These were clearly investigatory questions meant to solve a crime, not respond to a medical emergency. There was nothing in the questions designed to assist a wounded person in need of medical treatment. Such questions would have been “where are you shot, how long ago were you shot.” The Michigan Supreme Court agreed, saying the police questions were investigatory because they “clearly indicate[d] that the ‘primary purpose’ of the questioning was to establish the facts of an event that had already occurred: the ‘primary purpose’ was not to enable police assistance to meet an ongoing [medical] emergency.”
Covington responded to the police officers’ investigatory questions by telling them he had went to Bryant’s house to talk to him. He said the two men talked through a back door, and as he turned to leave, he was shot through the door. He told the officers he managed to drive to the gas station. The police talked to Covington five to ten minutes before medical personnel arrived and transported him to the hospital where he died several hours later.
Clearly, as the Michigan Supreme Court observed, the officers did not perceive the gas station scene as an ongoing emergency like the one defined by the Supreme Court in Davis, but as a police interrogation of a victim following an assault, much like the one defined by the Court inHammon v. Indiana (which was jointly decided with Davis). As in Crawford, the wife/victim in the Hammon case gave the police incriminating statements against her husband concerning domestic abuse but did not testify at the husband’s trial so the prosecution used the statements she gave to the police. The Hammon court, as it did in Crawford, held that the wife’s statements to the police were inadmissible testimonial statements given as part of an ongoing investigation.
We fail to perceive the distinction between the inadmissible testimonial statements in Crawfordand Hammon and those statements given to the police by Anthony Covington and used against Bryant. Further, we cannot even begin to equate the police questioning of Covington as a response to an ongoing emergency such as the 911 emergency confronted by the court in Davis. Thus, we find ourselves in unusual agreement with Justice Scalia that the Bryant decision leaves the Crawford/Davis/Hammon jurisprudence “in a shambles” because it presents a “distorted view” of what testimonial statements now entail.
The real problem with the Bryant case is this: we will never know why Anthony Covington was at Richard Bryant’s back door talking to him through the door. Was Covington armed? Did he threaten Bryant? Bryant’s girlfriend testified at Bryant was not at home when Covington was shot. An autopsy revealed Covington had ingested cocaine within four hours of his death. So was it a drug deal gone bad?

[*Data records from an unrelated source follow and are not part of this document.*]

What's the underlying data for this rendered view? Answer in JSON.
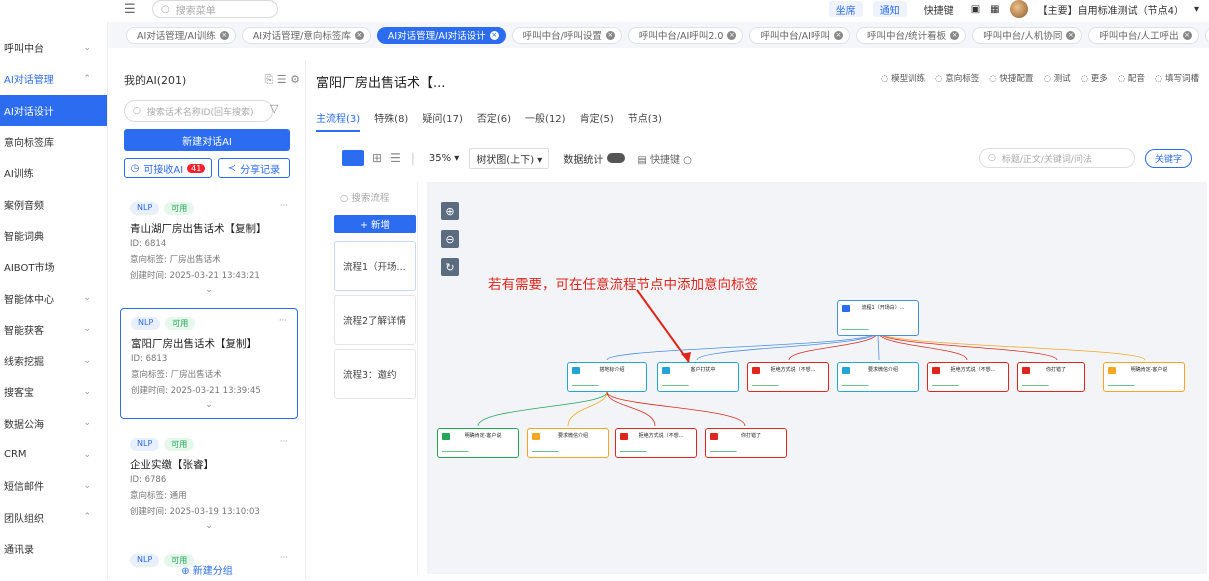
{
  "topbar": {
    "search_placeholder": "搜索菜单",
    "links": [
      "坐席",
      "通知",
      "快捷键"
    ],
    "user": "【主要】自用标准测试（节点4）"
  },
  "sidebar": [
    {
      "label": "呼叫中台",
      "chev": "⌄"
    },
    {
      "label": "AI对话管理",
      "chev": "⌃",
      "state": "active-parent"
    },
    {
      "label": "AI对话设计",
      "state": "active"
    },
    {
      "label": "意向标签库"
    },
    {
      "label": "AI训练"
    },
    {
      "label": "案例音频"
    },
    {
      "label": "智能词典"
    },
    {
      "label": "AIBOT市场"
    },
    {
      "label": "智能体中心",
      "chev": "⌄"
    },
    {
      "label": "智能获客",
      "chev": "⌄"
    },
    {
      "label": "线索挖掘",
      "chev": "⌄"
    },
    {
      "label": "搜客宝",
      "chev": "⌄"
    },
    {
      "label": "数据公海",
      "chev": "⌄"
    },
    {
      "label": "CRM",
      "chev": "⌄"
    },
    {
      "label": "短信邮件",
      "chev": "⌄"
    },
    {
      "label": "团队组织",
      "chev": "⌃"
    },
    {
      "label": "通讯录"
    }
  ],
  "tabs": [
    {
      "label": "AI对话管理/AI训练"
    },
    {
      "label": "AI对话管理/意向标签库"
    },
    {
      "label": "AI对话管理/AI对话设计",
      "active": true
    },
    {
      "label": "呼叫中台/呼叫设置"
    },
    {
      "label": "呼叫中台/AI呼叫2.0"
    },
    {
      "label": "呼叫中台/AI呼叫"
    },
    {
      "label": "呼叫中台/统计看板"
    },
    {
      "label": "呼叫中台/人机协同"
    },
    {
      "label": "呼叫中台/人工呼出"
    },
    {
      "label": "呼叫中台/"
    }
  ],
  "list": {
    "title": "我的AI(201)",
    "search_placeholder": "搜索话术名称ID(回车搜索)",
    "new_button": "新建对话AI",
    "receivable": "可接收AI",
    "receivable_count": "41",
    "share": "分享记录",
    "new_group": "新建分组",
    "cards": [
      {
        "tag1": "NLP",
        "tag2": "可用",
        "name": "青山湖厂房出售话术【复制】",
        "id": "ID: 6814",
        "label": "意向标签: 厂房出售话术",
        "time": "创建时间: 2025-03-21 13:43:21"
      },
      {
        "tag1": "NLP",
        "tag2": "可用",
        "name": "富阳厂房出售话术【复制】",
        "id": "ID: 6813",
        "label": "意向标签: 厂房出售话术",
        "time": "创建时间: 2025-03-21 13:39:45"
      },
      {
        "tag1": "NLP",
        "tag2": "可用",
        "name": "企业实缴【张睿】",
        "id": "ID: 6786",
        "label": "意向标签: 通用",
        "time": "创建时间: 2025-03-19 13:10:03"
      },
      {
        "tag1": "NLP",
        "tag2": "可用"
      }
    ]
  },
  "main": {
    "title": "富阳厂房出售话术【...",
    "actions": [
      "模型训练",
      "意向标签",
      "快捷配置",
      "测试",
      "更多",
      "配音",
      "填写词槽"
    ],
    "subtabs": [
      "主流程(3)",
      "特殊(8)",
      "疑问(17)",
      "否定(6)",
      "一般(12)",
      "肯定(5)",
      "节点(3)"
    ],
    "zoom": "35%",
    "layout": "树状图(上下)",
    "stats": "数据统计",
    "hotkey": "快捷键",
    "canvas_search": "标题/正文/关键词/问法",
    "keyword_btn": "关键字",
    "flow_search": "搜索流程",
    "add_flow": "+ 新增",
    "flows": [
      "流程1（开场...",
      "流程2了解详情",
      "流程3：邀约"
    ],
    "annotation": "若有需要，可在任意流程节点中添加意向标签",
    "nodes": [
      "流程1（开场白）...",
      "搭地标介绍",
      "客户打扰中",
      "拒绝方式说（不想...",
      "要求微信介绍",
      "拒绝方式说（不想...",
      "你打错了",
      "明确肯定-客户说",
      "明确肯定-客户说",
      "要求微信介绍",
      "拒绝方式说（不想...",
      "你打错了"
    ]
  }
}
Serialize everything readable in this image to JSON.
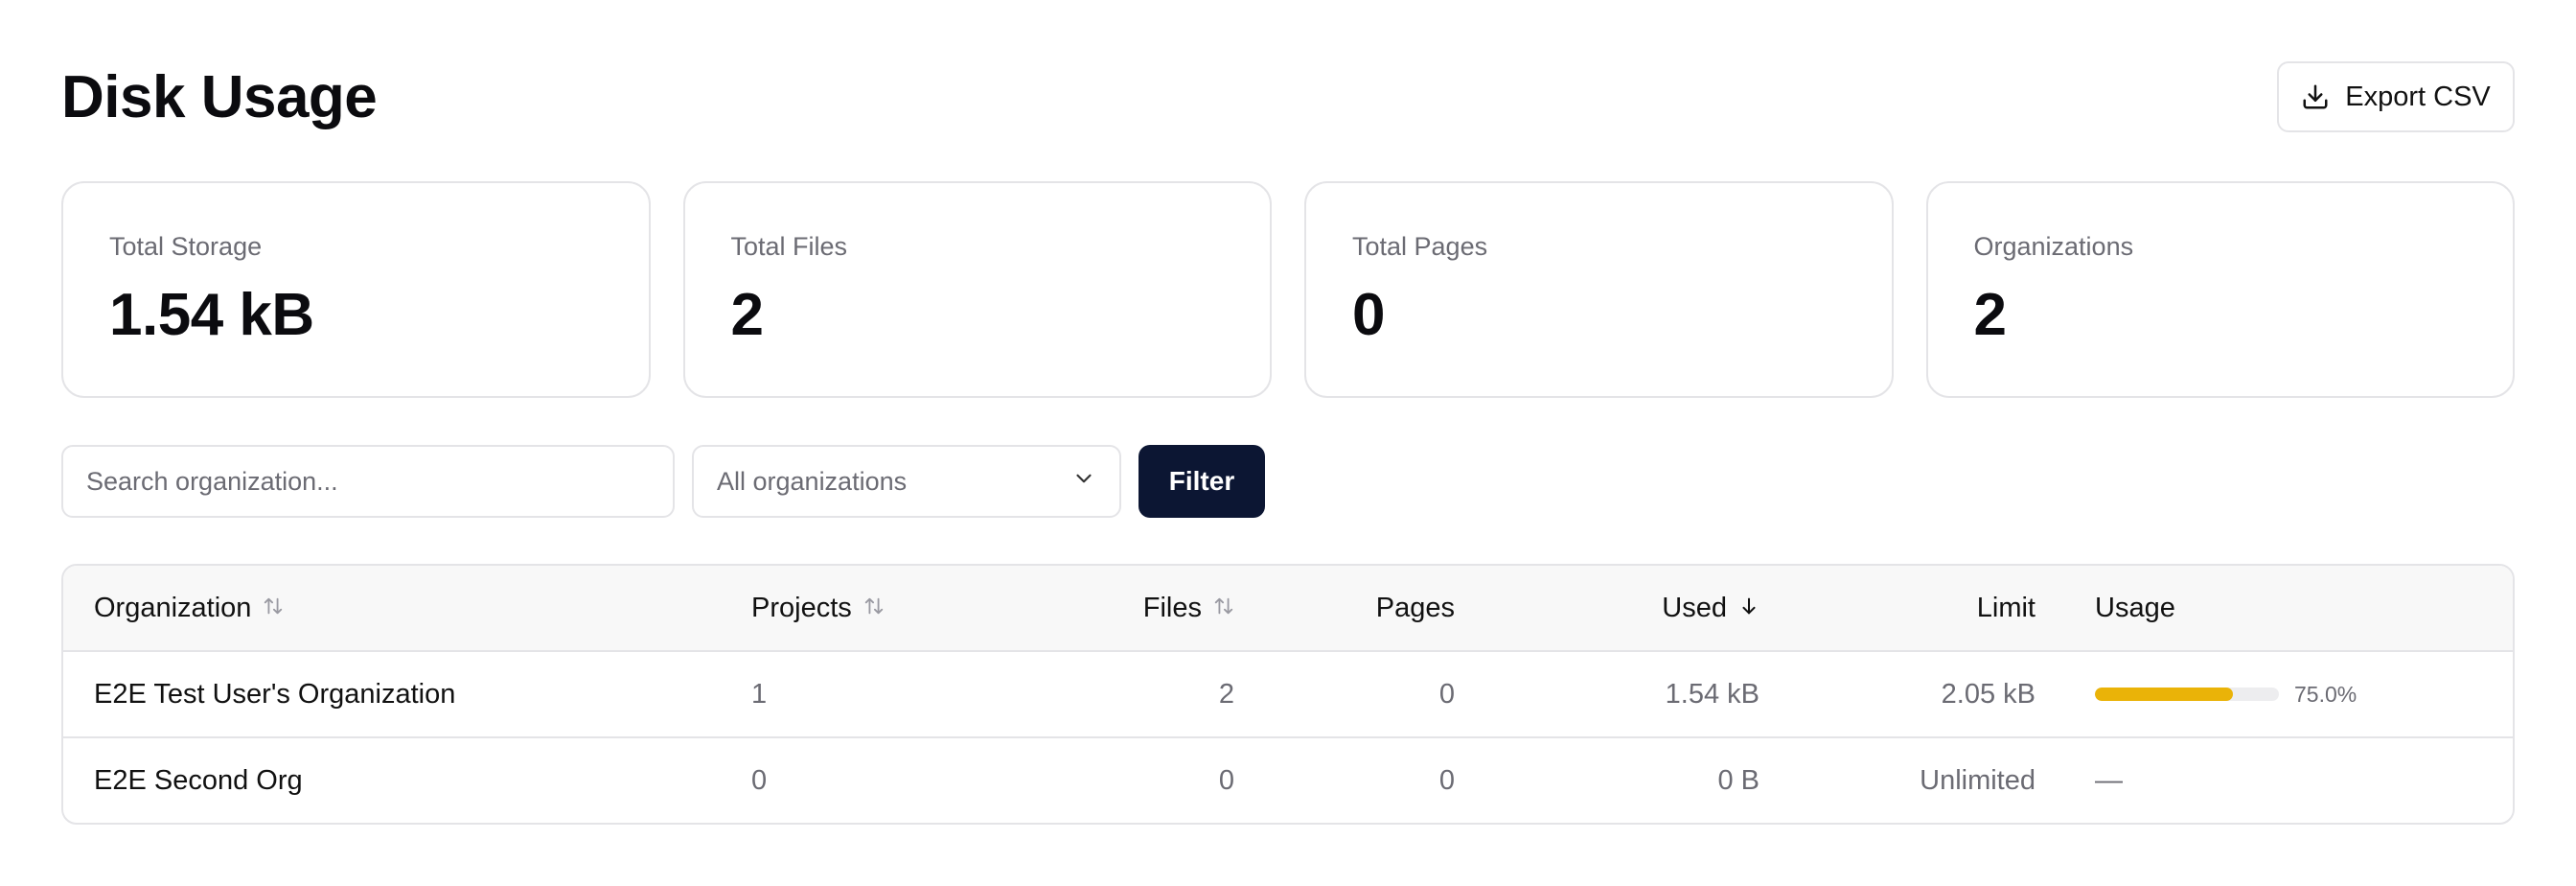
{
  "header": {
    "title": "Disk Usage",
    "export_label": "Export CSV"
  },
  "stats": [
    {
      "label": "Total Storage",
      "value": "1.54 kB"
    },
    {
      "label": "Total Files",
      "value": "2"
    },
    {
      "label": "Total Pages",
      "value": "0"
    },
    {
      "label": "Organizations",
      "value": "2"
    }
  ],
  "filters": {
    "search_placeholder": "Search organization...",
    "search_value": "",
    "select_value": "All organizations",
    "filter_label": "Filter"
  },
  "table": {
    "columns": {
      "organization": "Organization",
      "projects": "Projects",
      "files": "Files",
      "pages": "Pages",
      "used": "Used",
      "limit": "Limit",
      "usage": "Usage"
    },
    "rows": [
      {
        "organization": "E2E Test User's Organization",
        "projects": "1",
        "files": "2",
        "pages": "0",
        "used": "1.54 kB",
        "limit": "2.05 kB",
        "usage_fraction": 0.75,
        "usage_text": "75.0%"
      },
      {
        "organization": "E2E Second Org",
        "projects": "0",
        "files": "0",
        "pages": "0",
        "used": "0 B",
        "limit": "Unlimited",
        "usage_text": "—"
      }
    ]
  },
  "colors": {
    "primary_button": "#0c1633",
    "usage_bar_fill": "#eab308",
    "usage_bar_track": "#ededef",
    "border": "#e4e4e7"
  },
  "icons": {
    "export": "download-icon",
    "select": "chevron-down-icon",
    "sort_neutral": "sort-updown-icon",
    "sort_desc": "arrow-down-icon"
  }
}
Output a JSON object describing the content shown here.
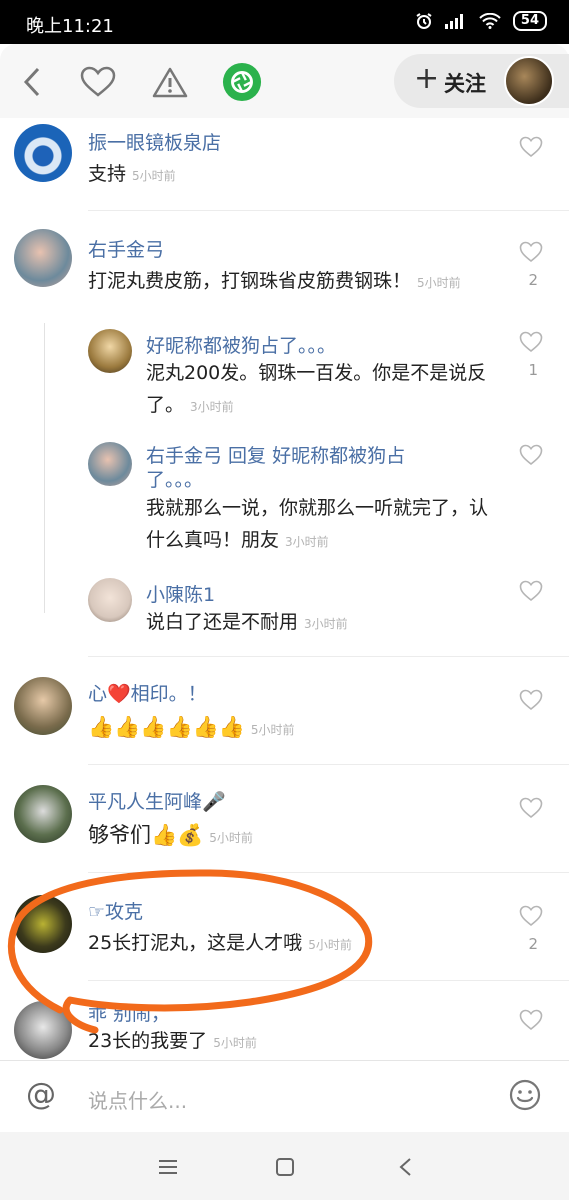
{
  "status_bar": {
    "time": "晚上11:21",
    "battery": "54"
  },
  "top_bar": {
    "follow_label": "关注",
    "follow_plus": "+"
  },
  "comments": [
    {
      "name": "振一眼镜板泉店",
      "text": "支持",
      "time": "5小时前",
      "likes": ""
    },
    {
      "name": "右手金弓",
      "text": "打泥丸费皮筋，打钢珠省皮筋费钢珠！",
      "time": "5小时前",
      "likes": "2"
    },
    {
      "name": "好昵称都被狗占了。。。",
      "text": "泥丸200发。钢珠一百发。你是不是说反了。",
      "time": "3小时前",
      "likes": "1"
    },
    {
      "name": "右手金弓  回复  好昵称都被狗占了。。。",
      "text": "我就那么一说，你就那么一听就完了，认什么真吗！朋友",
      "time": "3小时前",
      "likes": ""
    },
    {
      "name": "小陳陈1",
      "text": "说白了还是不耐用",
      "time": "3小时前",
      "likes": ""
    },
    {
      "name": "心❤️相印。！",
      "text": "👍👍👍👍👍👍",
      "time": "5小时前",
      "likes": ""
    },
    {
      "name": "平凡人生阿峰🎤",
      "text": "够爷们👍💰",
      "time": "5小时前",
      "likes": ""
    },
    {
      "name": "☞攻克",
      "text": "25长打泥丸，这是人才哦",
      "time": "5小时前",
      "likes": "2"
    },
    {
      "name": "乖    别闹，",
      "text": "23长的我要了",
      "time": "5小时前",
      "likes": ""
    }
  ],
  "input_bar": {
    "at_symbol": "@",
    "placeholder": "说点什么..."
  },
  "colors": {
    "name_blue": "#4a6fa5",
    "accent_green": "#2bb24c",
    "annotation_orange": "#f26a1b"
  }
}
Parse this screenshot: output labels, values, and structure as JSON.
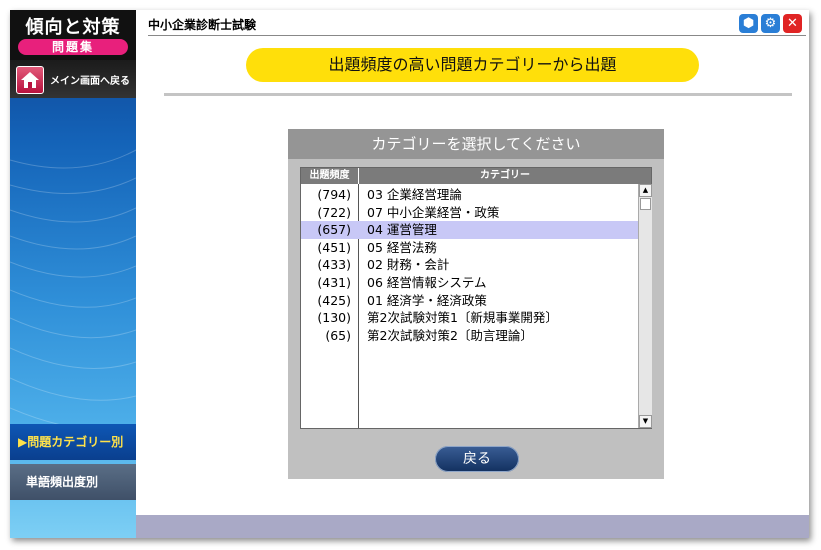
{
  "sidebar": {
    "logo_title": "傾向と対策",
    "logo_badge": "問題集",
    "home_label": "メイン画面へ戻る",
    "nav": [
      {
        "label": "▶問題カテゴリー別",
        "active": true
      },
      {
        "label": "単語頻出度別",
        "active": false
      }
    ]
  },
  "header": {
    "app_title": "中小企業診断士試験",
    "window_buttons": [
      "minimize-icon",
      "gear-icon",
      "close-icon"
    ],
    "window_glyphs": [
      "⬢",
      "⚙",
      "✕"
    ]
  },
  "banner": {
    "text": "出題頻度の高い問題カテゴリーから出題"
  },
  "dialog": {
    "title": "カテゴリーを選択してください",
    "columns": [
      "出題頻度",
      "カテゴリー"
    ],
    "rows": [
      {
        "freq": "(794)",
        "category": "03 企業経営理論"
      },
      {
        "freq": "(722)",
        "category": "07 中小企業経営・政策"
      },
      {
        "freq": "(657)",
        "category": "04 運営管理",
        "selected": true
      },
      {
        "freq": "(451)",
        "category": "05 経営法務"
      },
      {
        "freq": "(433)",
        "category": "02 財務・会計"
      },
      {
        "freq": "(431)",
        "category": "06 経営情報システム"
      },
      {
        "freq": "(425)",
        "category": "01 経済学・経済政策"
      },
      {
        "freq": "(130)",
        "category": "第2次試験対策1〔新規事業開発〕"
      },
      {
        "freq": "(65)",
        "category": "第2次試験対策2〔助言理論〕"
      }
    ],
    "back_label": "戻る"
  },
  "colors": {
    "banner": "#ffdf0a",
    "selected_row": "#c8c8f6",
    "badge": "#e8207c",
    "close_button": "#e02424",
    "active_nav_text": "#ffe24a"
  }
}
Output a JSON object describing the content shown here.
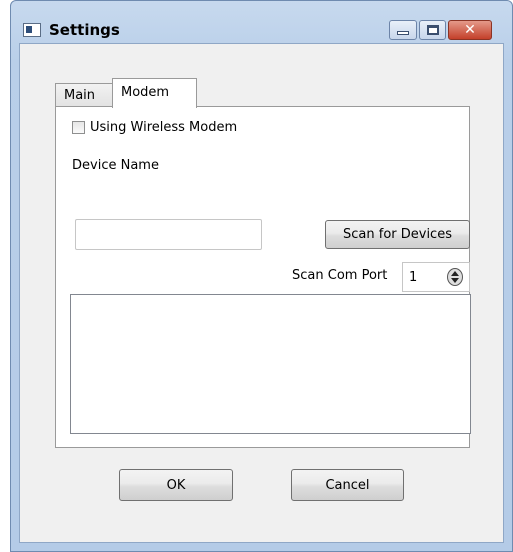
{
  "window": {
    "title": "Settings"
  },
  "tabs": [
    {
      "label": "Main",
      "active": false
    },
    {
      "label": "Modem",
      "active": true
    }
  ],
  "modem": {
    "use_wireless_label": "Using Wireless Modem",
    "use_wireless_checked": false,
    "device_name_label": "Device Name",
    "device_name_value": "",
    "scan_button_label": "Scan for Devices",
    "scan_port_label": "Scan Com Port",
    "scan_port_value": "1"
  },
  "footer": {
    "ok_label": "OK",
    "cancel_label": "Cancel"
  },
  "icons": {
    "app": "window-app-icon",
    "minimize": "minimize-icon",
    "maximize": "maximize-icon",
    "close": "close-icon",
    "spin": "spin-arrows-icon"
  }
}
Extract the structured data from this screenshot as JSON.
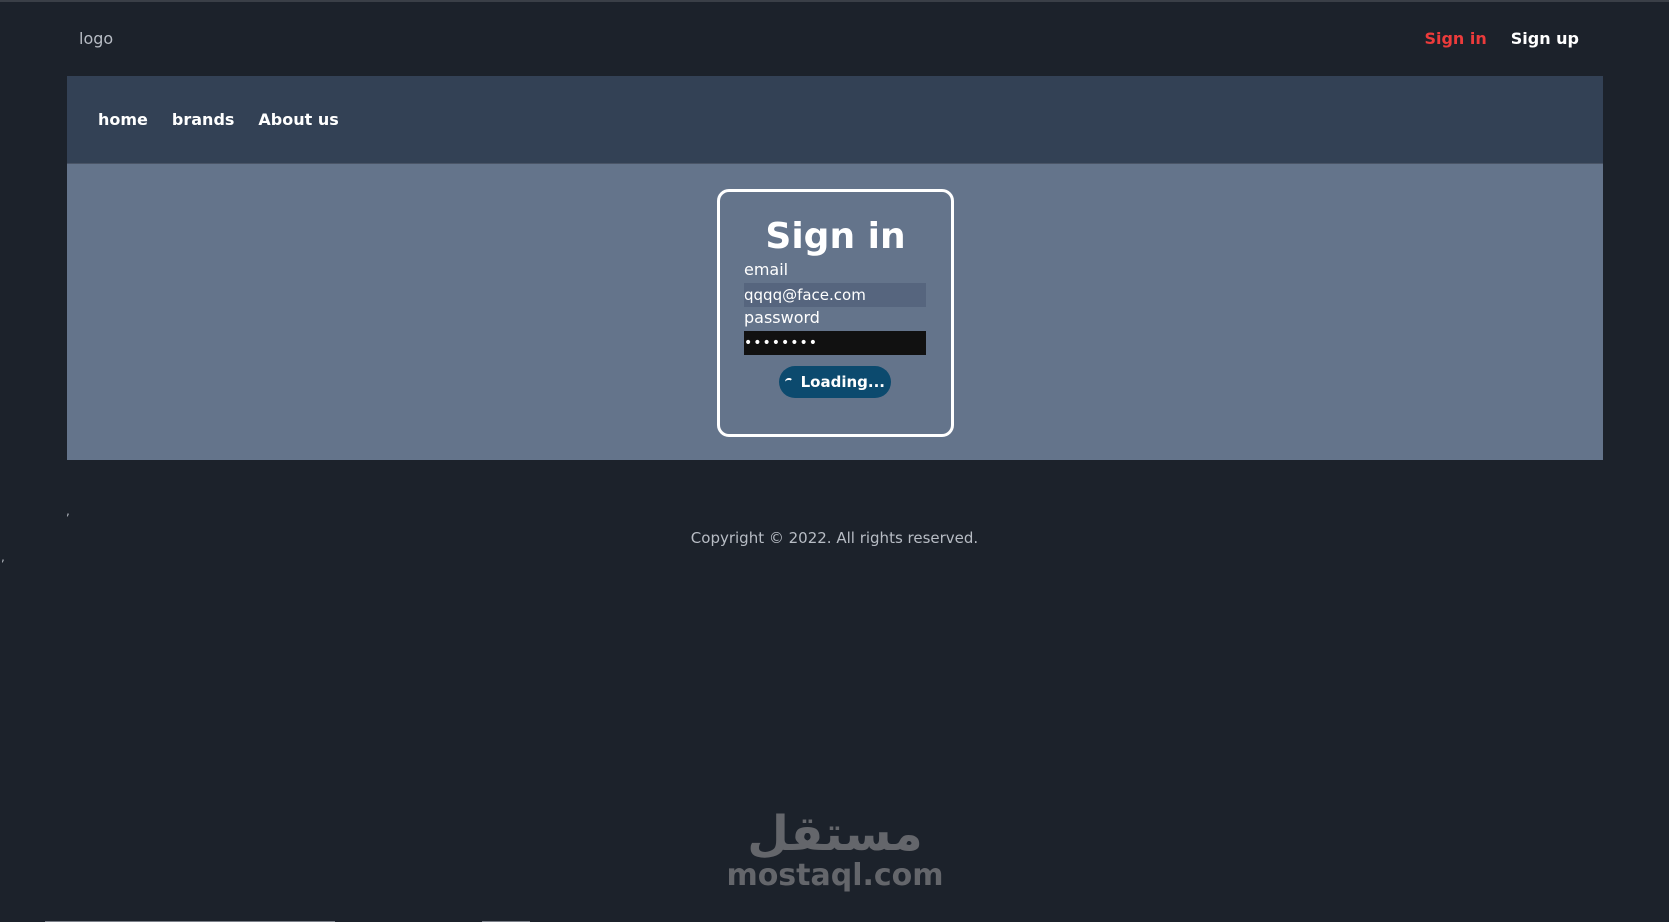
{
  "header": {
    "logo": "logo",
    "signin_label": "Sign in",
    "signup_label": "Sign up"
  },
  "nav": {
    "items": [
      {
        "label": "home"
      },
      {
        "label": "brands"
      },
      {
        "label": "About us"
      }
    ]
  },
  "signin_form": {
    "title": "Sign in",
    "email_label": "email",
    "email_value": "qqqq@face.com",
    "password_label": "password",
    "password_value": "••••••••",
    "submit_label": "Loading..."
  },
  "footer": {
    "copyright": "Copyright © 2022. All rights reserved."
  },
  "watermark": {
    "arabic": "مستقل",
    "latin": "mostaql.com"
  },
  "colors": {
    "background": "#1c222b",
    "navbar": "#334155",
    "content": "#64748b",
    "accent_red": "#ec3b3b",
    "button": "#0c4a6e"
  }
}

Or was Covington so high on cocaine he didn’t know who shot him? All these questions will go unanswered because Covington was allowed to point an uncontested accusatory finger at Richard Bryant effectively from the grave.
The Sixth Amendment plainly states that an accused shall enjoy the right…to be confronted with the witnesses against him. There are no caveats or exceptions like the one developed by the Court in Bryant. “The Framer’s of our Constitution could not have envisioned such a hollow constitutional guarantee,” said Scalia. We agree.
By: Houston Criminal Defense Attorney John Floyd and Paralegal Billy Sinclair